NBA legend Michael Jordan also weighed in on the unrest in North Carolina following the loss of Scott’s life, issuing a statement on Thursday urging for peace in the area.
“In light of the tragic events of the past three days, it is more important than ever that we restore calm and come together, as a community, in peaceful demonstration and conversation, and in constructive and non-violent ways,” wrote Jordan, who is among the owners of the Charlotte Hornets. “As part of the fabric of Charlotte, the Hornets organization is committed to working with civic leaders, our elected leaders and law enforcement to foster more trust, transparency and understanding so we can heal and grow together as a community.” (According to various reports, windows at the Hornets team store at the Spectrum Center were broken, and merchandise was looted.)
Stephen Curry, the star guard for the Golden State Warriors who lived in North Carolina when his father, Dell, played for the Hornets, responded to the turmoil via Twitter: “Praying for my city! We deserve better than this.”
Praying for my city! We deserve better than this…#704 #KeithLamontScott
— Stephen Curry (@StephenCurry30) September 21, 2016
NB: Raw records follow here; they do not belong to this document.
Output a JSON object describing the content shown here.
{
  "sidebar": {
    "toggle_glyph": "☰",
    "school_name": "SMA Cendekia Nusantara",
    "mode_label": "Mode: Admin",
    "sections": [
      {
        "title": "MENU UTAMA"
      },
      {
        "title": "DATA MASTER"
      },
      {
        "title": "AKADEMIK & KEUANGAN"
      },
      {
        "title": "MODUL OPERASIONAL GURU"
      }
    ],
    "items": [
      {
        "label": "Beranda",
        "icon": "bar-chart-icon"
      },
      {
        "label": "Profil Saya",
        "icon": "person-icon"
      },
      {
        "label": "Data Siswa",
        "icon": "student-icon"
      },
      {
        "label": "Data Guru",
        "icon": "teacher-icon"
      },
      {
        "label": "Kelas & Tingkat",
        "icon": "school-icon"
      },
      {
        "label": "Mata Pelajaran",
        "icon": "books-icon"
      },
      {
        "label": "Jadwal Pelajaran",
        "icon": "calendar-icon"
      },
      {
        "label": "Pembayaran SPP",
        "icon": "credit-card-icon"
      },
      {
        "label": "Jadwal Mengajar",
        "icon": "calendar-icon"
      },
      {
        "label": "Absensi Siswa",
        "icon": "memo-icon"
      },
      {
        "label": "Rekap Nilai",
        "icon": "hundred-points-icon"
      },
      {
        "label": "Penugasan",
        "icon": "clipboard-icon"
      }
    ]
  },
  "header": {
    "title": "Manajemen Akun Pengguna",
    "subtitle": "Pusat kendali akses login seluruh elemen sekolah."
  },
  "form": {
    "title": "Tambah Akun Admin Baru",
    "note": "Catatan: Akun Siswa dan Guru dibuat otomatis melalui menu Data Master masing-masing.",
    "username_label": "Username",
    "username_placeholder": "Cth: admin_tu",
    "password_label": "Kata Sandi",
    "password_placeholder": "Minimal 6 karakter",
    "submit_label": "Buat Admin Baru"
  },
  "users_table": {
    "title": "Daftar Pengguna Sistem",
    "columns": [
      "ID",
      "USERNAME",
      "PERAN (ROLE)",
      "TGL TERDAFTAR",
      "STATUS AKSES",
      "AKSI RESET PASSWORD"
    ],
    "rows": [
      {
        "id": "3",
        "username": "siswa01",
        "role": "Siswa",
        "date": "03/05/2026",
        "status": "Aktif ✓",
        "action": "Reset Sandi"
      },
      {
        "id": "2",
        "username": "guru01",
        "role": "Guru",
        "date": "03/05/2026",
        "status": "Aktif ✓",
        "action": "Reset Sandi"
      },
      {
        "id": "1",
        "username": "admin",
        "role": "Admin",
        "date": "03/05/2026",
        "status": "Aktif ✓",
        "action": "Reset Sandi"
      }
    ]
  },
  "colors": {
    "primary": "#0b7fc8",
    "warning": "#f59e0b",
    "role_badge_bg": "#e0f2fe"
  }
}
But not all athlete responses regarding the recent events in North Carolina have been promoting peace. Steve Clevenger, catcher for the Seattle Mariners, sent out multiple tweets via his personal Twitter account criticizing President Barack Obama, the Black Lives Matter movement, and athletes kneeling during the National Anthem in protest. Clevenger also said via Twitter on Thursday that “everyone involved should be locked behind bars like animals.” The tweets have since been deleted, but screenshots of them are still being shared on the social media platform.
The Mariners announced today via Twitter that Clevenger has been suspended by the team without pay.